▸ TASK DIRECTIONS: Return every line of the data that contains the string "legend".

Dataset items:
● ● ● ● ●
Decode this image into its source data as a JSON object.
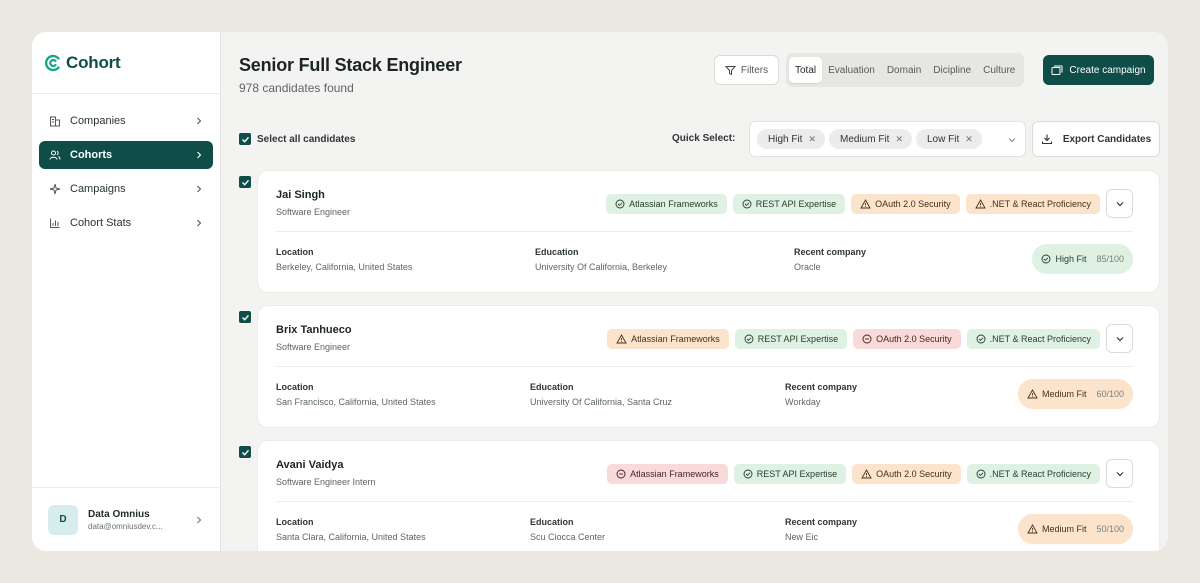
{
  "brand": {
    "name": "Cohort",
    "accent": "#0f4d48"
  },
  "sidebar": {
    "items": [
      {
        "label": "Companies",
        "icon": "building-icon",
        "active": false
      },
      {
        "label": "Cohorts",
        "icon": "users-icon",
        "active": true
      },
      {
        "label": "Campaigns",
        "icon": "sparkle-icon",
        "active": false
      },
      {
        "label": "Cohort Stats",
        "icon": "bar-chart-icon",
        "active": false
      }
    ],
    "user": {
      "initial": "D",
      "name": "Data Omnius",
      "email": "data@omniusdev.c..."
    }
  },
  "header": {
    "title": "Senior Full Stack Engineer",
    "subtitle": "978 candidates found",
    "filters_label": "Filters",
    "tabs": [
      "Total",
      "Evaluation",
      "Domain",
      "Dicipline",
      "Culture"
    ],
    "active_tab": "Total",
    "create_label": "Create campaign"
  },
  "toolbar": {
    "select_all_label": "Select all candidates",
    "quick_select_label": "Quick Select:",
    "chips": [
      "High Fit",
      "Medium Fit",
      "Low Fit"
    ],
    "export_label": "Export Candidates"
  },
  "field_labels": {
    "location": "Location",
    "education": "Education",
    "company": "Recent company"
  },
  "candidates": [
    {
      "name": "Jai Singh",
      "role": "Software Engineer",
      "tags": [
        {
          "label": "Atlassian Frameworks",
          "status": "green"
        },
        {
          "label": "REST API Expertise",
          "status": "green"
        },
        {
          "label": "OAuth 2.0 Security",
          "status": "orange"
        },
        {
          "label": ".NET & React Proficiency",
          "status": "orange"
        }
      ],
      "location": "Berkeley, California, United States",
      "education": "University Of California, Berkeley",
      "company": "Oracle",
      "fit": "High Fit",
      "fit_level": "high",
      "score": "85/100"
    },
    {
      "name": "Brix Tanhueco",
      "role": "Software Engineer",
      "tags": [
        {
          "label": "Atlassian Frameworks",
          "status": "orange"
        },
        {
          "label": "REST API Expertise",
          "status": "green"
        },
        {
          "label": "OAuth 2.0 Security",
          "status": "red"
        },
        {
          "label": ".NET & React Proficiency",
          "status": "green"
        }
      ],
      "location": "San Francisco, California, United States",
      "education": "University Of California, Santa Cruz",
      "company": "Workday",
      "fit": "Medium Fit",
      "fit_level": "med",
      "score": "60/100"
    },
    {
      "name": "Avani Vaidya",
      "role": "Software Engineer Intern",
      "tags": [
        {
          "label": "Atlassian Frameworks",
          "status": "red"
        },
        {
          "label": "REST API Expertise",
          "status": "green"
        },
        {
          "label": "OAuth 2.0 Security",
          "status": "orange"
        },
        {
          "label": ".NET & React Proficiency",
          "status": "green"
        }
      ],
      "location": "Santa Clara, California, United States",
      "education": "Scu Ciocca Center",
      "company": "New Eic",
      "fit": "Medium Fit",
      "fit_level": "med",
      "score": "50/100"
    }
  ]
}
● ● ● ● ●
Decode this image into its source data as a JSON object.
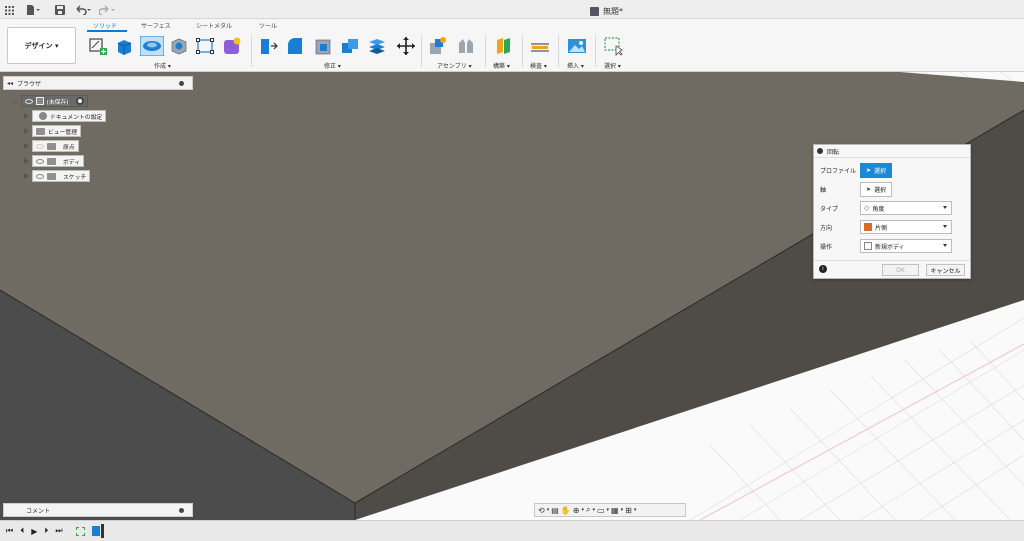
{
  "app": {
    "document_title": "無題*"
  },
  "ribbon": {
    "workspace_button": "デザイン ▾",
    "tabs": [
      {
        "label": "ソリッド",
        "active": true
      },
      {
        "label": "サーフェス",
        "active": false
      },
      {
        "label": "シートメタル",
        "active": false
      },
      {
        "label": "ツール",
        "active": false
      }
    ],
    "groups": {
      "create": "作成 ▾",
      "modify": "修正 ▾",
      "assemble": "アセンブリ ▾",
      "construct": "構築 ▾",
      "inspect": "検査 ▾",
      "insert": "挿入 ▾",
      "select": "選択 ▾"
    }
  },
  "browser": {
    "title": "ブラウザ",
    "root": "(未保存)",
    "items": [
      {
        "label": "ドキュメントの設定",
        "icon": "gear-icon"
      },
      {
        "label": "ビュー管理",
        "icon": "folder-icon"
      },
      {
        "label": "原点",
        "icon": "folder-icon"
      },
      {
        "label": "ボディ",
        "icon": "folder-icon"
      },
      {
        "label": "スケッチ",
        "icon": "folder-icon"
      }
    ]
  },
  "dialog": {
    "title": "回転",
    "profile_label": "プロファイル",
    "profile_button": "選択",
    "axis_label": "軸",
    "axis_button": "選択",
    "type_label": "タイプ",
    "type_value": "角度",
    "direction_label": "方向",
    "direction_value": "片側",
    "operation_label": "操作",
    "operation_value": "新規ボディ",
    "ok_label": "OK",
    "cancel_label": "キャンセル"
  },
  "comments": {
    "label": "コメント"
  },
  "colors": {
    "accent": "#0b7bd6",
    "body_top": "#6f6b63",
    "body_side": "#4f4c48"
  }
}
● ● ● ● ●
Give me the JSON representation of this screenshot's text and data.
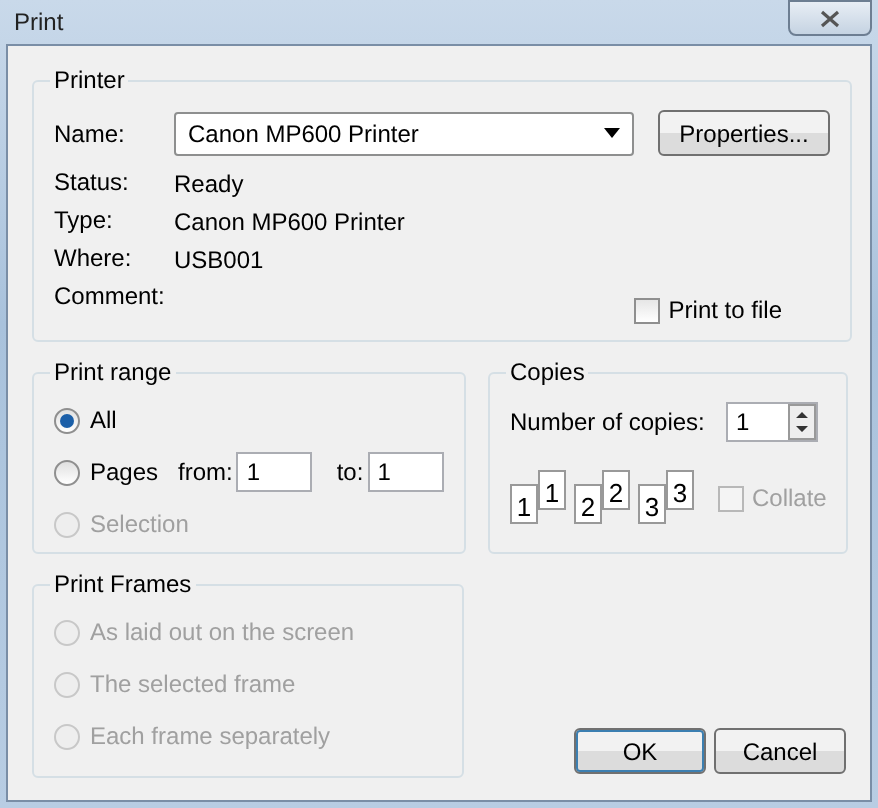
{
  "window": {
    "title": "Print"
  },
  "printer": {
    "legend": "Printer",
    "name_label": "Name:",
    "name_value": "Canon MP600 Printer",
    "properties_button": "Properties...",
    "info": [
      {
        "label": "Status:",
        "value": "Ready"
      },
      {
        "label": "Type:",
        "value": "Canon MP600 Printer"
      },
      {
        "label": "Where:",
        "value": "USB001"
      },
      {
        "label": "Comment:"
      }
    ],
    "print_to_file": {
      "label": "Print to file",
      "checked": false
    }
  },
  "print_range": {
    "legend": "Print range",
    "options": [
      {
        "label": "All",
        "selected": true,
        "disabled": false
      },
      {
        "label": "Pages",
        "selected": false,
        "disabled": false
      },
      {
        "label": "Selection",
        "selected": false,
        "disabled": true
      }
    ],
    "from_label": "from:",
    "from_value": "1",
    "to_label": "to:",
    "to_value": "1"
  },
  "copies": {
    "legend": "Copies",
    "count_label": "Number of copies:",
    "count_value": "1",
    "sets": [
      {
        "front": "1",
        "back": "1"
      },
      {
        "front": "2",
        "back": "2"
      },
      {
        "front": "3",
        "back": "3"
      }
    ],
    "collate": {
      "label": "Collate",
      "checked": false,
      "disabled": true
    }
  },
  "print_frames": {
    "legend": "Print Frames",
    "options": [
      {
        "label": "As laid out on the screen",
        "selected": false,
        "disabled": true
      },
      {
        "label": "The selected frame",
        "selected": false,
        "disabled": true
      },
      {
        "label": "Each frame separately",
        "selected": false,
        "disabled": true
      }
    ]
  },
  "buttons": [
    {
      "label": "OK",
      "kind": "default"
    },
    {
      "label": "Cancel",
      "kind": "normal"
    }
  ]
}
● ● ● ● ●
▸ ANSWER FOR THE TASK:
    "legend": "Printer",
    "legend": "Print range",
    "legend": "Copies",
    "legend": "Print Frames",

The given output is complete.